The Hams Hall Estate was owned by the Adderley family for over 260 years. The name of the estate was derived from the fact that the land lay in a great hook, or “ham”, of the River Tame.
Hams Hall was built in the late 1700s for Charles Adderley by Joseph Pickford, one of the leading architects of the 18th Century, on the site of an earlier Tudor mansion. It was described as “a charming country house”, three stories high and with seven bays.
Following Charles’ death in 1826, the house passed to his great nephew, also called Charles Adderley, who later became the 1st Baron Norton.
Charles Bowyer Adderley was a wealthy philanthropist. In 1848, he donated eight acres of land to Birmingham City Council to create Adderley Park in Saltley, Birmingham’s oldest public park. He also built a school, church and a housing estate for workers He was MP for North Staffordshire for 37 years and pioneered self-government for parts of the British Empire, drafting the New Zealand constitution. He was also famed as an “agreeable host” and the house entertained many prominent guests, including four-times Prime Minister W. E. Gladstone.
The house was gutted by a devastating fire in 1894 but was rebuilt the following year as an exact replica of the original.
Did you know?
In 1852, Charles Adderley successfully sued the City of Birmingham over the poor state of the River Tame, which was dreadfully polluted by sewage and industrial waste. Despite winning his case, it took almost 150 years for the river to recover.
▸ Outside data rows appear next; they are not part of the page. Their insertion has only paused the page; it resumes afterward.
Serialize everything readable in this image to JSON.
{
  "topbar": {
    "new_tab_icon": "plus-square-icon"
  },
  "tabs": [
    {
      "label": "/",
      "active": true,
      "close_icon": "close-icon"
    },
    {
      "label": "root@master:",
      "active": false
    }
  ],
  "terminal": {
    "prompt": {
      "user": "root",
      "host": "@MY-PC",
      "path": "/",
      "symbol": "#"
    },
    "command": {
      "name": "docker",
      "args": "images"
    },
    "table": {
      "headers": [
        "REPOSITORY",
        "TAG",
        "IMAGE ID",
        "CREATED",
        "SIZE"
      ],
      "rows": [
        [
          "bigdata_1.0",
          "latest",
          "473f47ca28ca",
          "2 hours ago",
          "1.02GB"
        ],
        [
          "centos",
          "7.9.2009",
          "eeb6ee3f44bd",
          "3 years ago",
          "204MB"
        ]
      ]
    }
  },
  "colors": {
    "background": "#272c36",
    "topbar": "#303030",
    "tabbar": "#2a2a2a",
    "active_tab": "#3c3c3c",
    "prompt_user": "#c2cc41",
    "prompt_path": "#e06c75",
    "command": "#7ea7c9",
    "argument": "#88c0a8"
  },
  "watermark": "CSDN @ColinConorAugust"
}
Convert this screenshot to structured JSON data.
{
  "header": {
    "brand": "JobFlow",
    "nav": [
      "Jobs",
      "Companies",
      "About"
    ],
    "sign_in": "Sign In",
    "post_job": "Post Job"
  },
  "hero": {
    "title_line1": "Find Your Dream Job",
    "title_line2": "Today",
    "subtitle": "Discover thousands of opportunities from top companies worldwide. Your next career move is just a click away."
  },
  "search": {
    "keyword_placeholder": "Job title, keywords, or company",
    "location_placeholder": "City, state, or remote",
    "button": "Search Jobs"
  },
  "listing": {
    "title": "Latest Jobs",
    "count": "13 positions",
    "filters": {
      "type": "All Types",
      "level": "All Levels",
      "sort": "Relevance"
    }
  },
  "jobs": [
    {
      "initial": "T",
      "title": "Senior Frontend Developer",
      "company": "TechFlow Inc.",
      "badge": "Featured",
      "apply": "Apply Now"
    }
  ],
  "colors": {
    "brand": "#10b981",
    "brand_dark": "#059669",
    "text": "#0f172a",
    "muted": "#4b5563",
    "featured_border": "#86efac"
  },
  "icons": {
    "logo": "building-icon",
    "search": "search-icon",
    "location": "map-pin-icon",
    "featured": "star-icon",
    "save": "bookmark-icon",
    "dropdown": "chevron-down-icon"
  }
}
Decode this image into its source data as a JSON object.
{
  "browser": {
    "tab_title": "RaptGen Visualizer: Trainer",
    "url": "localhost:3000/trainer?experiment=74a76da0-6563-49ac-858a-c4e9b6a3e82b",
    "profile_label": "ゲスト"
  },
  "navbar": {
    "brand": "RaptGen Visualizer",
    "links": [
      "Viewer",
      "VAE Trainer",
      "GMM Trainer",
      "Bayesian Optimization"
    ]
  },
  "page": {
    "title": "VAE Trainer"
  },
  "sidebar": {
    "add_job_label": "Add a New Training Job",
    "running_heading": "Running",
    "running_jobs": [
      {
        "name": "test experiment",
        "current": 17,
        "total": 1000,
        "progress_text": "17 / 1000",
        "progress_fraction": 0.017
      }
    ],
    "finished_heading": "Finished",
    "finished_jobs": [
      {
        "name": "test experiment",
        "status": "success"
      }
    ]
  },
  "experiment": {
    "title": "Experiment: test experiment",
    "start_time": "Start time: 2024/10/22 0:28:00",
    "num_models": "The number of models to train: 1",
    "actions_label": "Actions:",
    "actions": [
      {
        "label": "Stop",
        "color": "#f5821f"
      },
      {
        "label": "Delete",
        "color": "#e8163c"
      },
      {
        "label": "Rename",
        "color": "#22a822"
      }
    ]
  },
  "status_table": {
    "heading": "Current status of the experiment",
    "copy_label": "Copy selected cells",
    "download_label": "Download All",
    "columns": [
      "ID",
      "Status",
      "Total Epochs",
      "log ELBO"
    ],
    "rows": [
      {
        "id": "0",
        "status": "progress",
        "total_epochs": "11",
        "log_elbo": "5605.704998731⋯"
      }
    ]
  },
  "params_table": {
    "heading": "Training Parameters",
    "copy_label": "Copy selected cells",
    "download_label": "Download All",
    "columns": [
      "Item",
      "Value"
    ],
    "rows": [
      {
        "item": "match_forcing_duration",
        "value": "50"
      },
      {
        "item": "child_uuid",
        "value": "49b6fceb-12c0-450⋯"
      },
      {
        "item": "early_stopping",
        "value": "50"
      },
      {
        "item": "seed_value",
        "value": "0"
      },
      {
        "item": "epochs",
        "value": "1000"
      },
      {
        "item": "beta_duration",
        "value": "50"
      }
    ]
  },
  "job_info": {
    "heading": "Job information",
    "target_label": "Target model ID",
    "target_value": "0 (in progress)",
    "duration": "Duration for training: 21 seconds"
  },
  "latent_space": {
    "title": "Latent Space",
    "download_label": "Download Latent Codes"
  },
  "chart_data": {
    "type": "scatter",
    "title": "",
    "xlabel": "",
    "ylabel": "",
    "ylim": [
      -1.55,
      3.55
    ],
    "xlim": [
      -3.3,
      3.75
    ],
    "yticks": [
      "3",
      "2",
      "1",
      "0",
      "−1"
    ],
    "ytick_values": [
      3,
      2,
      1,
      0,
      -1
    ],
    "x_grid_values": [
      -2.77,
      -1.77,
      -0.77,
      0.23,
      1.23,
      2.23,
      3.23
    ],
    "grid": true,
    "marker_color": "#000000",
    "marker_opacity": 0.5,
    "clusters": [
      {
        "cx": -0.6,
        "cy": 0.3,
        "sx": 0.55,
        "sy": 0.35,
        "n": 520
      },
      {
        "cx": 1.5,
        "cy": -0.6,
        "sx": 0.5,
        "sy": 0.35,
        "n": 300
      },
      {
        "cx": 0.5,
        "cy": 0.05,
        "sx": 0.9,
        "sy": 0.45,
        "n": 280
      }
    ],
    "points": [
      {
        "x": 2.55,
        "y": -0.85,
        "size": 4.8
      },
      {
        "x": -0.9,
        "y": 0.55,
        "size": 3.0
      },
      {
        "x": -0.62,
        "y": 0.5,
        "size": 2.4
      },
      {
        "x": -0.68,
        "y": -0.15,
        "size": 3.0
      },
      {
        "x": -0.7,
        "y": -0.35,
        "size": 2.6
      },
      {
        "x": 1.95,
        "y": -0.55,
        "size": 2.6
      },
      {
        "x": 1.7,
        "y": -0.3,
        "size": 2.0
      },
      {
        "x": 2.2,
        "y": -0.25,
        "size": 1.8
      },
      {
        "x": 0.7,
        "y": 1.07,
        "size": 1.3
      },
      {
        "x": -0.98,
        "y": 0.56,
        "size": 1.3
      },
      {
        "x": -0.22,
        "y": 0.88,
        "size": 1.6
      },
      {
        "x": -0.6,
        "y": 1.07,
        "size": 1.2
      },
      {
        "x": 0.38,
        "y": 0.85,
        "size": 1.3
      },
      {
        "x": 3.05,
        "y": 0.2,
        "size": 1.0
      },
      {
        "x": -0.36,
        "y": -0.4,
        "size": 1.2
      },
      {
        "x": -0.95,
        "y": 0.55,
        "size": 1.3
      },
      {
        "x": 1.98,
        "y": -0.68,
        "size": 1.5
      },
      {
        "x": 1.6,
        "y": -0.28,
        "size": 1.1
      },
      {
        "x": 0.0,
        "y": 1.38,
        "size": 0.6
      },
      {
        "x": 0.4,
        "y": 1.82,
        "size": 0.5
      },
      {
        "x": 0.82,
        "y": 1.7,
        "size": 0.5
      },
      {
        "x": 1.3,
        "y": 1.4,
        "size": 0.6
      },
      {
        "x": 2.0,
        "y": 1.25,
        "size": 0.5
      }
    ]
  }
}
Following the death of Lord Norton in 1905, at the age of ninety one, the estate was sold at public auction to pay death duties. The estate was purchased by the City of Birmingham, who sold on the house to an American shipping magnate, Oswald Harrison. He demolished the building, sending the lower floors to America and using the front facade at Coates Manor, near Cirencester in Gloucestershire. It is now known as Bledisloe Lodge, a private residence in the grounds of the Royal Agricultural College.
Where is it?
The Hams Hall Estate
Move the slider to see how Hams Hall has changed between 1905 and 2016:
View larger image